Recent data released by Freddie Mac showed average fixed mortgage rates edged up last week amid anticipation of comments from the Federal Reserve on its bond-buying program.
“Fixed mortgage rates continued to follow bond yields higher leading up to the Aug. 21 release of the Federal Reserve monetary policy committee’s minutes for July,” Freddie Mac Chief Economist Frank Nothaft said. “In its July 30 and [July] 31 meetings, the committee members were broadly comfortable with a plan to start reducing its bond purchases later this year, although a few emphasized the importance of being patient.”
The 30-year FRM averaged 4.58 percent, up from 4.4 percent the previous week.
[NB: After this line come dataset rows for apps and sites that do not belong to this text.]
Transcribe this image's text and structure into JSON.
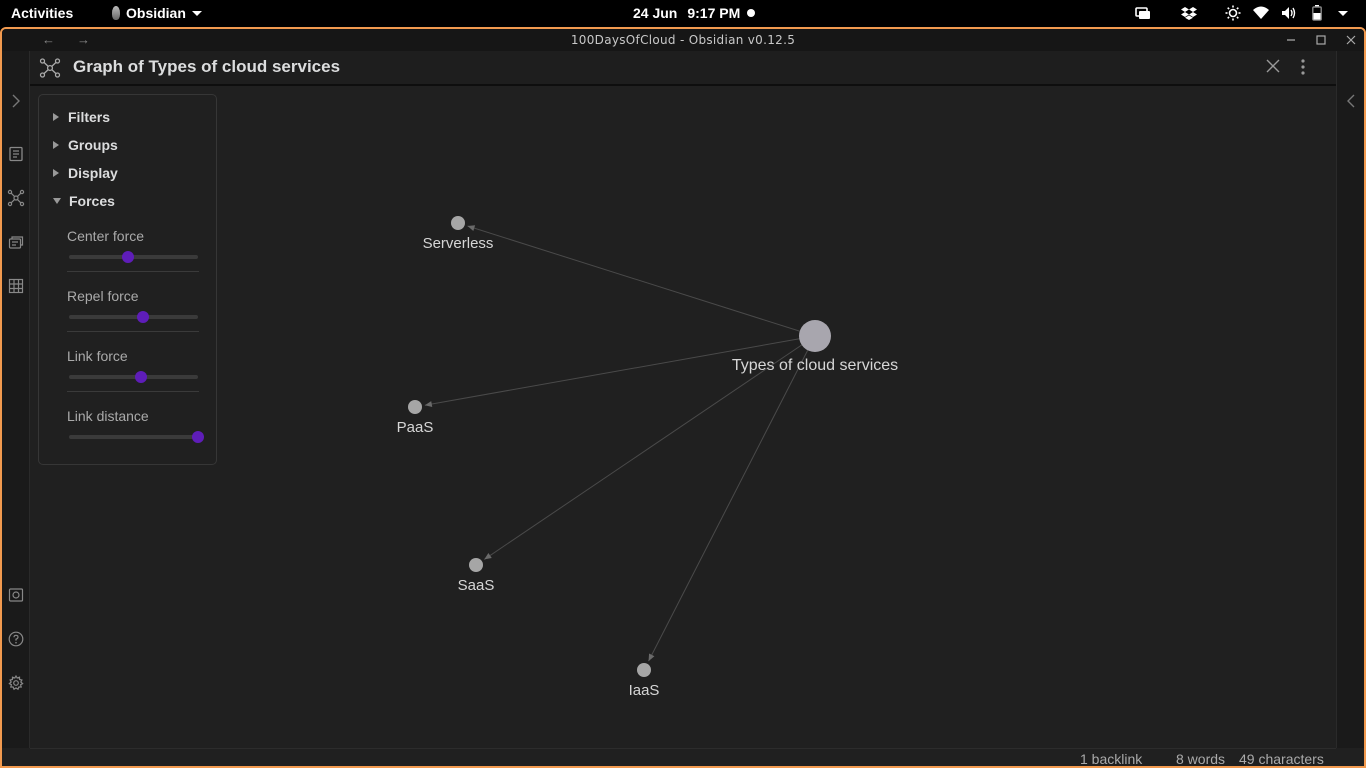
{
  "topbar": {
    "activities": "Activities",
    "app_name": "Obsidian",
    "date": "24 Jun",
    "time": "9:17 PM"
  },
  "window": {
    "title": "100DaysOfCloud - Obsidian v0.12.5"
  },
  "pane": {
    "title": "Graph of Types of cloud services"
  },
  "controls": {
    "sections": [
      "Filters",
      "Groups",
      "Display",
      "Forces"
    ],
    "forces": [
      {
        "label": "Center force",
        "value": 0.46
      },
      {
        "label": "Repel force",
        "value": 0.57
      },
      {
        "label": "Link force",
        "value": 0.56
      },
      {
        "label": "Link distance",
        "value": 1.0
      }
    ]
  },
  "graph": {
    "center": {
      "label": "Types of cloud services"
    },
    "nodes": [
      {
        "label": "Serverless"
      },
      {
        "label": "PaaS"
      },
      {
        "label": "SaaS"
      },
      {
        "label": "IaaS"
      }
    ]
  },
  "statusbar": {
    "backlinks": "1 backlink",
    "words": "8 words",
    "characters": "49 characters"
  },
  "colors": {
    "accent": "#5e1db8",
    "window_border": "#f29a4f",
    "node": "#a6a6a6",
    "background": "#202020"
  },
  "icons": {
    "ribbon": [
      "chevron-right-icon",
      "open-switcher-icon",
      "graph-view-icon",
      "templates-icon",
      "starter-kit-icon",
      "vault-icon",
      "help-icon",
      "settings-icon"
    ],
    "tray": [
      "display-icon",
      "dropbox-icon",
      "brightness-icon",
      "wifi-icon",
      "volume-icon",
      "battery-icon",
      "chevron-down-icon"
    ]
  }
}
The 15-year FRM posted similar results, rising from 3.44 percent to 3.6 percent last week.
The five-year adjustable-rate mortgage averaged 3.21 percent, down from 3.23 percent the week prior, while the one-year ARM remained unchanged at 2.67 percent.
Nothaft said that while some participants at the Fed’s meetings expressed concern that mortgage rate increases could hinder the housing market, others expressed confidence that the housing recovery would prevail in spite of the rate increases.
“In fact, existing home sales increased in July to the strongest pace since November 2009 and homebuilder confidence in August rose to its highest reading since November 2005,” Nothaft said. “Both increases occurred after mortgage rates had risen from their spring-time lows.”